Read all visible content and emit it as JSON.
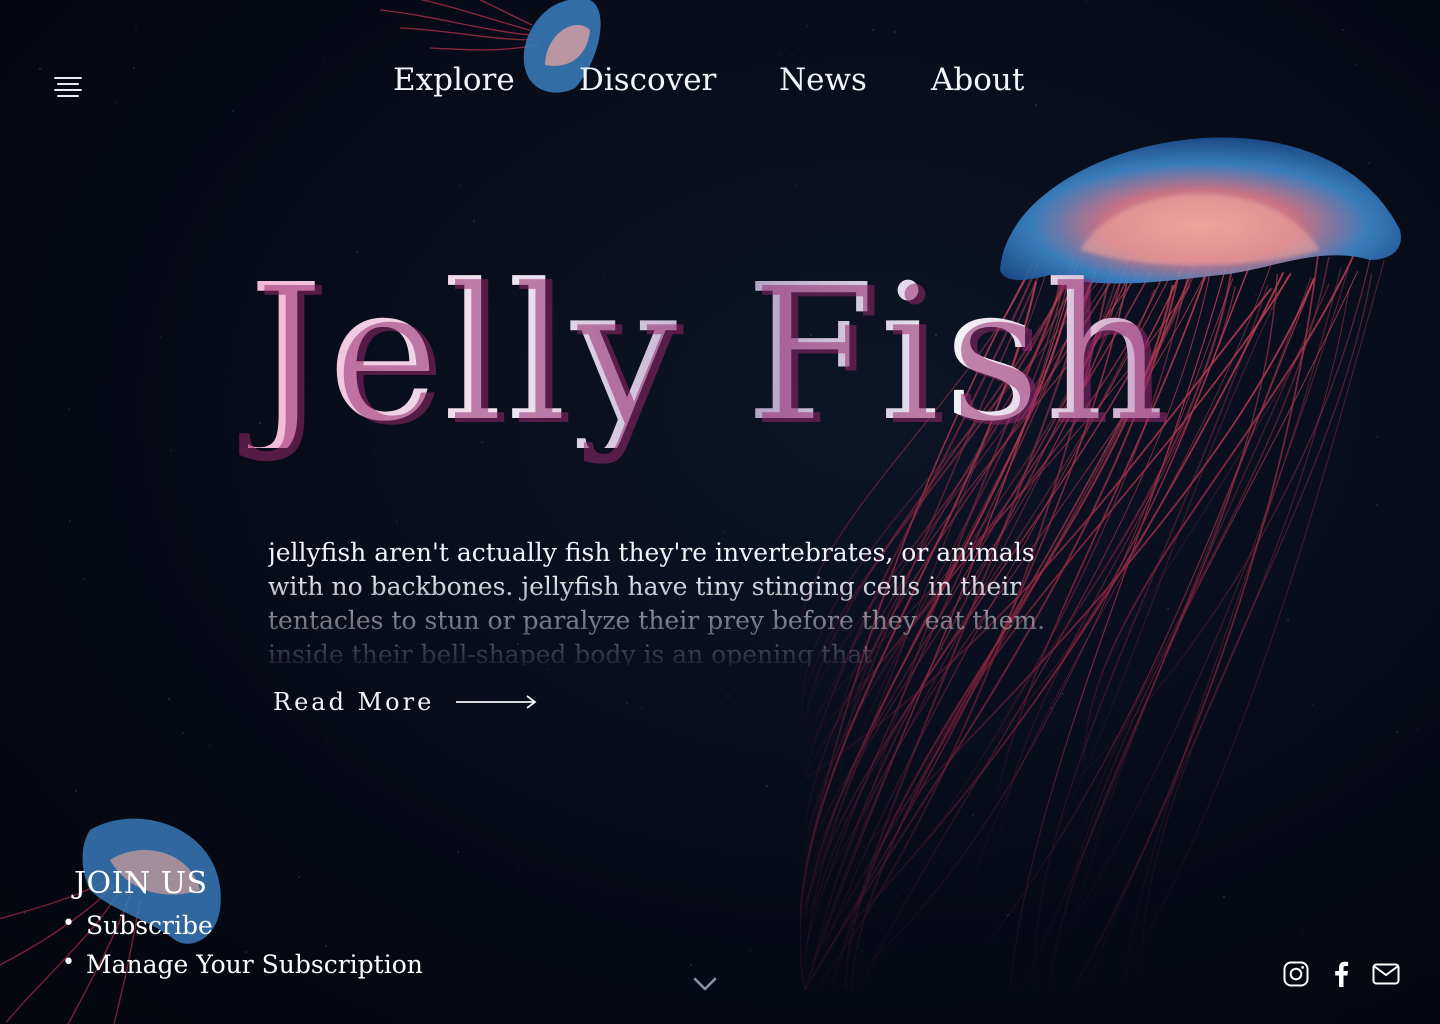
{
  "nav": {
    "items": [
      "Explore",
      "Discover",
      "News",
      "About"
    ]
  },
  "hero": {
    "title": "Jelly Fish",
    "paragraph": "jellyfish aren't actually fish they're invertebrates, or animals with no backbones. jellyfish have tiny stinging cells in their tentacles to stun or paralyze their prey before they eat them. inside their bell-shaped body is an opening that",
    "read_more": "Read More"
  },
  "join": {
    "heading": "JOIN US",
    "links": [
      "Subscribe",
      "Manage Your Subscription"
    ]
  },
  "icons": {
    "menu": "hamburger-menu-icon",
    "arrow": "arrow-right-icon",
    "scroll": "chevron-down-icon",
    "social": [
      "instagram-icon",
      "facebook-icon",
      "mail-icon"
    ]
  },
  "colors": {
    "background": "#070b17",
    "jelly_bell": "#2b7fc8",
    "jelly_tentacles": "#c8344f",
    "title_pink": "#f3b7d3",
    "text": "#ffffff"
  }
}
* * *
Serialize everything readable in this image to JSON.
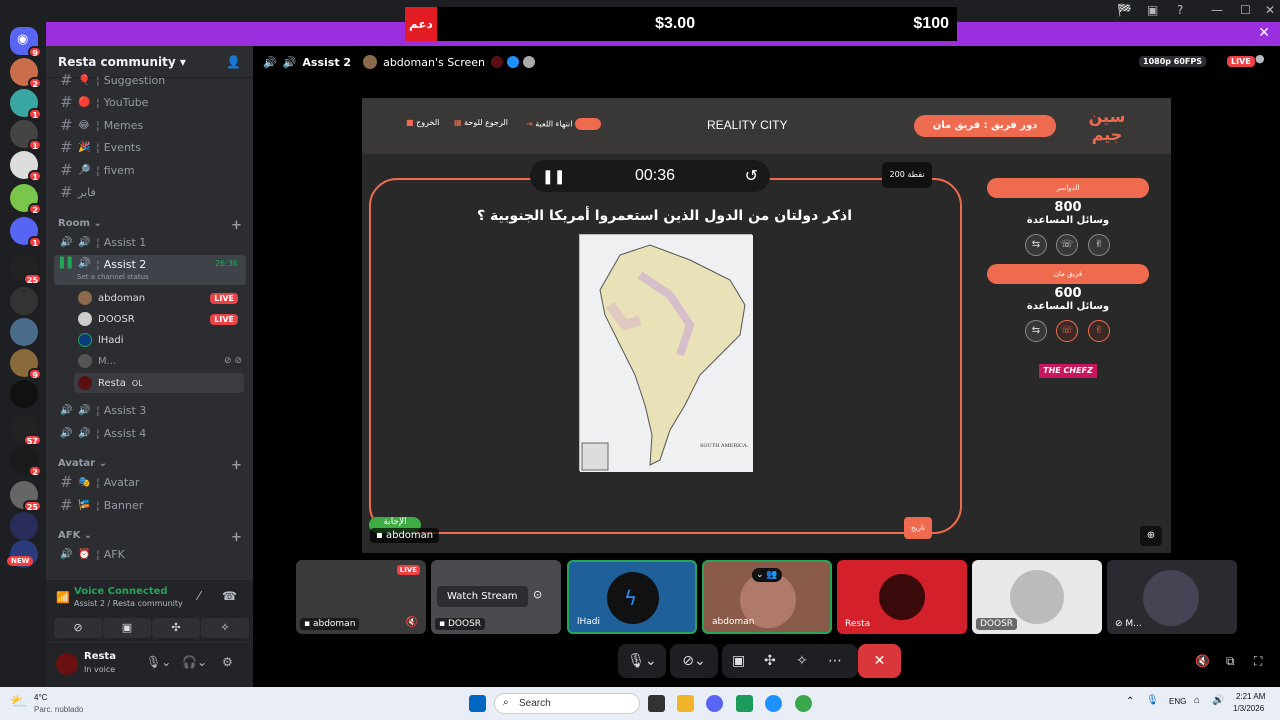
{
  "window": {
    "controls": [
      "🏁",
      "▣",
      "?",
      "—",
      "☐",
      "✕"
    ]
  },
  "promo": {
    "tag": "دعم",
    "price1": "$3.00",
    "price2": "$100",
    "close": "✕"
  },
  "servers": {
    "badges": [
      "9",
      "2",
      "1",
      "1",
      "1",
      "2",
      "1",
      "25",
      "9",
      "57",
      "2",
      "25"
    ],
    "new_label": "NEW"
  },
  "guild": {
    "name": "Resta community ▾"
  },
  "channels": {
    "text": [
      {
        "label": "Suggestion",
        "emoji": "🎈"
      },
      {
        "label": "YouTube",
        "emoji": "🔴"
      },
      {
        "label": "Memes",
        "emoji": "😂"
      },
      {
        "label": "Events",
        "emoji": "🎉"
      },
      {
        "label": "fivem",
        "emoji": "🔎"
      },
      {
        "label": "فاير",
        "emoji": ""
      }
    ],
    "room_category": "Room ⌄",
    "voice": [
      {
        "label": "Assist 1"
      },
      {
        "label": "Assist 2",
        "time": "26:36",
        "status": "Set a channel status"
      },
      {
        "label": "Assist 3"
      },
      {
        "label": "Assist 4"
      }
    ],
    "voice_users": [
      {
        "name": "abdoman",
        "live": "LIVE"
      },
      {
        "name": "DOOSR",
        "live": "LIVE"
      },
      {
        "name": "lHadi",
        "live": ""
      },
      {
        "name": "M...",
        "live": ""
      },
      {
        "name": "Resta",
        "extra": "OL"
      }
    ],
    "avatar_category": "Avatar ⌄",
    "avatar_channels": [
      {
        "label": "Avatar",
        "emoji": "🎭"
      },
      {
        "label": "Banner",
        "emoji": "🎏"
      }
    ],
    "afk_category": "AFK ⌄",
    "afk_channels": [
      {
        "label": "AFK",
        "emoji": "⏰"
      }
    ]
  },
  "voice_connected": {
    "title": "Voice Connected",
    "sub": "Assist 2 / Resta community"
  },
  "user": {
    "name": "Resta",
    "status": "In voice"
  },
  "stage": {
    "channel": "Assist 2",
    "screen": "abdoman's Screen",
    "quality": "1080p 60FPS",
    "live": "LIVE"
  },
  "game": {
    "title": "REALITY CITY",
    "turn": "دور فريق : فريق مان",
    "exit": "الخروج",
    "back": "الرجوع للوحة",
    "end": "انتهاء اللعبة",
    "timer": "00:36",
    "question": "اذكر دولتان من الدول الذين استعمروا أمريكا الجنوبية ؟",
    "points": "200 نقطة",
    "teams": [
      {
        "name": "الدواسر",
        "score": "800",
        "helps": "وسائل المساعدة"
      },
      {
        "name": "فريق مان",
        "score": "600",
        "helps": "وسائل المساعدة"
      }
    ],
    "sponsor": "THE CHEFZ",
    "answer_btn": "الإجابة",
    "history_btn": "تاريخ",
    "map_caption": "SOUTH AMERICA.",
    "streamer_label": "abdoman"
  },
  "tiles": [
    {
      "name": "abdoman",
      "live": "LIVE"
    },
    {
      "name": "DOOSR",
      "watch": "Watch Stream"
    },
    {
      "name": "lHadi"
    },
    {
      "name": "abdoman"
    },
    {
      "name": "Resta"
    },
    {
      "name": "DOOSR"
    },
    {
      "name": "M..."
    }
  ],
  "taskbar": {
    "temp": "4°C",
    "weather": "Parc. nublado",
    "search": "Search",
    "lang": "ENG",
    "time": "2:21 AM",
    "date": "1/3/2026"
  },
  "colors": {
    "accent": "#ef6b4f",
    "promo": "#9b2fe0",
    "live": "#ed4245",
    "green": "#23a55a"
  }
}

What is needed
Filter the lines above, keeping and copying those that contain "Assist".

Completed exercise
        "label": "Assist 1"
        "label": "Assist 2",
        "label": "Assist 3"
        "label": "Assist 4"
    "sub": "Assist 2 / Resta community"
    "channel": "Assist 2",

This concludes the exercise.